The unprecedented fury of Hurricanes Harvey, Irma, and Maria caused power outages, flooding, and hundreds of millions of dollars in damage. While this season’s aggressive hurricane season has broken weather-related records left and right, it’s also impacted something a little closer to our industry: television.
When Irma struck Florida as a Category 4 hurricane, it left 6 million people without power in Florida and drove others towards watching the weather news. The Weather Channel kicked into “severe mode,” broadcasting live around the clock for several days around each of the back-too-back storms. It was the only network to do so, which was reflected in its ratings.
The Weather Channel set their own records, an average of 3.29 million people watching on the Sunday when Hurricane Irma made landfall in the Florida Keys, with 3.54 million tuning in during prime time. This broke The Weather Channel’s previous record, set just the day before, when 2.82 million watched Irma approach.
Previous to Saturday’s record, the network set its previous high water mark at 2.48 million, with Hurricane Irene coverage in 2011. Compare these numbers to the last week of July, where The Weather Channel averaged about 150,000 viewers a day.
Among the cable news channels, CNN led the pack with 527,000 households in primetime, with Fox News and MSNBC following behind with 260,000 and 195,000, respectively.
Networks that are not 24-hour news networks scrambled to report the weather – and chase ratings. NBC, CBS, and ABC all reworked their normally-quiet Sunday schedules to accommodate special wall-to-wall coverage of Hurricane Irene. NBC, CBS, and ABC all aired special broadcasts of “Today,” “Good Morning America,” and “CBS This Morning.”
On the same Sunday, The 69th annual Emmy Awards aired, with Stephen Colbert hosting the big event. While the awards show saw plenty of winners, including “The Handmaid’s Tale,” and “This is Us,” it also drew record low ratings. An average of 11.4 million viewers watched the Emmys, a 2.4% slump from last year’s hosted by Jimmy Kimmel, which drew a similarly low 11.3 million.

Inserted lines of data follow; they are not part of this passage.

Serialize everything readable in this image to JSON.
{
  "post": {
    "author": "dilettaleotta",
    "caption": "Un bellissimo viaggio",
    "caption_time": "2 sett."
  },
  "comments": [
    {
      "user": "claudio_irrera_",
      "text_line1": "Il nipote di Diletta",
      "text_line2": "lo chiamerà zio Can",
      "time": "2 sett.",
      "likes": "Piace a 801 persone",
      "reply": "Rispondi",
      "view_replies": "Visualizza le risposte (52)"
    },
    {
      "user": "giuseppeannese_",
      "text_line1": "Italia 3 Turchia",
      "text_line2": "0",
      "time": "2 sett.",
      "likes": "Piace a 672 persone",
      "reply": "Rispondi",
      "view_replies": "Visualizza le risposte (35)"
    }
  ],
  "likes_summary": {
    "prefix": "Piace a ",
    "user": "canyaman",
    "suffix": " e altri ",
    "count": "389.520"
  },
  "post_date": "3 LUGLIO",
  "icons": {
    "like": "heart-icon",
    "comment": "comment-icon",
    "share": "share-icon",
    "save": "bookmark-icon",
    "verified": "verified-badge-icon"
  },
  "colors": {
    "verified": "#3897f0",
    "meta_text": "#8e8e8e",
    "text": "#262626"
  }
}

In the sports world, week one of “Sunday Night Football” also suffered; ratings were down 13 percent from last year. As ad Age said, “Just hours before the NFL kicked off its first Sunday of game-day action in 2017, Hurricane Irma made landfall in the Florida Keys as a Category 4 storm, plunging millions of Sunshine State residents into darkness and sending millions more scrambling to the Weather Channel and CNN.”
But wait, Irma wasn’t done. Not only were the networks affected, but the company reporting on the networks was also affected. Nielsen, which has a processing center in Oldsmar, just outside of Tampa was shut down, delaying ratings for a hotly-anticipated weekend of TV.